→ Activity: Your response must be made up of each line in the data below that contains the string "Altoparlante".

→ Records shown:
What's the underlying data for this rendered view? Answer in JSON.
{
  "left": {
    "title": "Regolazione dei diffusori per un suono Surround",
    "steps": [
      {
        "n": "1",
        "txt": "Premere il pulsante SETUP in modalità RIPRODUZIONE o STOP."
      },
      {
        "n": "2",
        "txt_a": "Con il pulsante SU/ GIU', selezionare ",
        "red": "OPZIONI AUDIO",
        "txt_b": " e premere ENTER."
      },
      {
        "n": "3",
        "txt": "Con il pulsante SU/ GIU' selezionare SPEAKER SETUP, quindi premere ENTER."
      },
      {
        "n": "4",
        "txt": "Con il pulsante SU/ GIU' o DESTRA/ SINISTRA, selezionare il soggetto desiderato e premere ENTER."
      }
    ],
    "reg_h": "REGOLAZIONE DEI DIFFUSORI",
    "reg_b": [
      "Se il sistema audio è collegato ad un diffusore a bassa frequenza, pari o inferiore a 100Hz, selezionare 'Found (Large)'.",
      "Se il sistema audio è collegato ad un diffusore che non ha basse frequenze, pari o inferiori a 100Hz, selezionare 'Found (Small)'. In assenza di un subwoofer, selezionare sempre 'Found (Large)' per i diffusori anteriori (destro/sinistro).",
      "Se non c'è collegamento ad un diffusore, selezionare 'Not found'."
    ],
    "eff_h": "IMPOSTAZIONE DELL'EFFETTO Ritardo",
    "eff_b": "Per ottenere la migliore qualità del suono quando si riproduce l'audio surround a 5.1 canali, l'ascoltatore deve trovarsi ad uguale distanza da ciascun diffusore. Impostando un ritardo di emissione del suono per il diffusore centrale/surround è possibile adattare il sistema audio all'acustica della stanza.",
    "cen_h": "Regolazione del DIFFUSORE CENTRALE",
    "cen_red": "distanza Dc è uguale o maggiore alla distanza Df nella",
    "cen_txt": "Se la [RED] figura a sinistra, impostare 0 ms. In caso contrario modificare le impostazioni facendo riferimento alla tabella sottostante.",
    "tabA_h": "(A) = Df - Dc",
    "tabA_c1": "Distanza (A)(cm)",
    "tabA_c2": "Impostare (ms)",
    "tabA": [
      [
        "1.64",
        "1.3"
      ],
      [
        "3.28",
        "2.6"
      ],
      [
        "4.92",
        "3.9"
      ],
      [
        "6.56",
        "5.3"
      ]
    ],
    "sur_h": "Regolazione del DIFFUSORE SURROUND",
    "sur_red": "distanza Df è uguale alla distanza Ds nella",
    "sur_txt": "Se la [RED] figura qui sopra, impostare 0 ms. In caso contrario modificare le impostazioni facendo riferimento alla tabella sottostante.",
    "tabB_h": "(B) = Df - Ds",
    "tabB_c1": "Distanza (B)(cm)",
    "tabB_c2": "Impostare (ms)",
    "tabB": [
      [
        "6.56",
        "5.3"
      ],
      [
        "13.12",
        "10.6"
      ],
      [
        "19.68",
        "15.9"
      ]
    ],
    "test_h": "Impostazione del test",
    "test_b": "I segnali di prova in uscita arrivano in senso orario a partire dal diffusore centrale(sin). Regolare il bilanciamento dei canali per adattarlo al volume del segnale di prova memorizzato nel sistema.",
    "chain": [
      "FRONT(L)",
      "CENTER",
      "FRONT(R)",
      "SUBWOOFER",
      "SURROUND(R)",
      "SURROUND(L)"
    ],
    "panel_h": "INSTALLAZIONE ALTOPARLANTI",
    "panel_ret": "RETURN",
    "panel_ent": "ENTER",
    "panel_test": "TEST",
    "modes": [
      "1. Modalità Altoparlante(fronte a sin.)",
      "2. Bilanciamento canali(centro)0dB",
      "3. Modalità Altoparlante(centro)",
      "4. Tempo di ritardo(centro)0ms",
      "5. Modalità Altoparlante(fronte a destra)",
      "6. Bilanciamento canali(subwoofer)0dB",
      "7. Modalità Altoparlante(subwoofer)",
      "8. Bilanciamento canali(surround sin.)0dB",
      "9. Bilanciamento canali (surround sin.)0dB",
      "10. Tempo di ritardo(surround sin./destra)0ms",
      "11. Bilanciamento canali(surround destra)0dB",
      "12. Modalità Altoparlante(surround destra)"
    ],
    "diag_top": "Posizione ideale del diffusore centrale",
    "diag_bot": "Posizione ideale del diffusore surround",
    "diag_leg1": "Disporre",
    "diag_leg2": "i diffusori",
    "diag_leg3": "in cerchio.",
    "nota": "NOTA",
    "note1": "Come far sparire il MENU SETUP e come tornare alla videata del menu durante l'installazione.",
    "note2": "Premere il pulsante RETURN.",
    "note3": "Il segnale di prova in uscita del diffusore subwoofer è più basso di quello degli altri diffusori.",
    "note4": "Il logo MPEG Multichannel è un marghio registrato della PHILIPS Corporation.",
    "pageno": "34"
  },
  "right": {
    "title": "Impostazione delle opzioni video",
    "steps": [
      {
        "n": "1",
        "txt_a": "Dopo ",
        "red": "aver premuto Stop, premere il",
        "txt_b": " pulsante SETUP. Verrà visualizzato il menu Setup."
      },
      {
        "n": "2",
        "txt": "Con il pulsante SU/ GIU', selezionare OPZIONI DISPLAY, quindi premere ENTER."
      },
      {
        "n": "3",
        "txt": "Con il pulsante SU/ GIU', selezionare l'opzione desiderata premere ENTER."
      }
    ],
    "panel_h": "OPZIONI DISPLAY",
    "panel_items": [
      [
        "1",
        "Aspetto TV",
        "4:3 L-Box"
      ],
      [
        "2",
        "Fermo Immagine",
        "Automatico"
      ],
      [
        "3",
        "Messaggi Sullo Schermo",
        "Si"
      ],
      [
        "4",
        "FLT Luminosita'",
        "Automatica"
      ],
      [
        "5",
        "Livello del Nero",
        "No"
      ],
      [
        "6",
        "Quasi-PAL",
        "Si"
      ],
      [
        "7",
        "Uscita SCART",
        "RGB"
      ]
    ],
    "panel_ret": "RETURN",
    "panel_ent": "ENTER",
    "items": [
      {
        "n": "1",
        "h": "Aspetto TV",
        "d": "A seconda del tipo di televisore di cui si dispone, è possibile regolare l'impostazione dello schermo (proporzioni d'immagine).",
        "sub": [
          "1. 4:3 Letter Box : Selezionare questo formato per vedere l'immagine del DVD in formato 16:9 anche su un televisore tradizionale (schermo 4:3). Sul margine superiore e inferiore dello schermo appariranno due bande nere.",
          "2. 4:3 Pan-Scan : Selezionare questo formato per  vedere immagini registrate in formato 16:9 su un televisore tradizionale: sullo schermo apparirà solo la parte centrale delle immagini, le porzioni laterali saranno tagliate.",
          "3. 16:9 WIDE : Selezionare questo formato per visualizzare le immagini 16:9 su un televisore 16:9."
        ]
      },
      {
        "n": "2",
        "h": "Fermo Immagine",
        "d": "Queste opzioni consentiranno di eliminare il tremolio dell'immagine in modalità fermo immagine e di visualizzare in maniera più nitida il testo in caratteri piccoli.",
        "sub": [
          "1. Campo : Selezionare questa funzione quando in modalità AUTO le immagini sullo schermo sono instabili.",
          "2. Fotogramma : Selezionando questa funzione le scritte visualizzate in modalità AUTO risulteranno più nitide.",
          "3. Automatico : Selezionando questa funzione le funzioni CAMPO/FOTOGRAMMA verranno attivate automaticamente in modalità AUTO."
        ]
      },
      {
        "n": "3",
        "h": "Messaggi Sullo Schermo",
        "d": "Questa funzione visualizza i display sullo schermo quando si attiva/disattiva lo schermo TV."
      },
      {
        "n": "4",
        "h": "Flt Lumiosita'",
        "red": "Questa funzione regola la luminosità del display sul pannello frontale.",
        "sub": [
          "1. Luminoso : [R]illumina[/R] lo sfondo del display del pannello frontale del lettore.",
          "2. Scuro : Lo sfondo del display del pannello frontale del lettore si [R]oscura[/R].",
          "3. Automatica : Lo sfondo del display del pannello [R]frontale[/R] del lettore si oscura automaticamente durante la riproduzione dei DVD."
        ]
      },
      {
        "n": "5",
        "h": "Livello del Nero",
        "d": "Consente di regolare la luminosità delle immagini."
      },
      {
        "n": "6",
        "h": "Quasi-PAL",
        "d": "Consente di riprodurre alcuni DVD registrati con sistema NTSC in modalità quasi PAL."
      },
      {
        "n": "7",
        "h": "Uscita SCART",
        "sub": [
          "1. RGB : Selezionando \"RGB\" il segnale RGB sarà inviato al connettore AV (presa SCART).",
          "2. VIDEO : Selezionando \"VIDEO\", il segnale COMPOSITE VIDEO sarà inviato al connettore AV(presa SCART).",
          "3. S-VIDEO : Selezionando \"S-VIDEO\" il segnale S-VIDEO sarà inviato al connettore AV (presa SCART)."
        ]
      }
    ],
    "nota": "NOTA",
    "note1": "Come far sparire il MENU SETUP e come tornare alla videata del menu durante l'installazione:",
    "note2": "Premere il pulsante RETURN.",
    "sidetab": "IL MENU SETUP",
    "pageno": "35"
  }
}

→ Your response:
      "1. Modalità Altoparlante(fronte a sin.)",
      "3. Modalità Altoparlante(centro)",
      "5. Modalità Altoparlante(fronte a destra)",
      "7. Modalità Altoparlante(subwoofer)",
      "12. Modalità Altoparlante(surround destra)"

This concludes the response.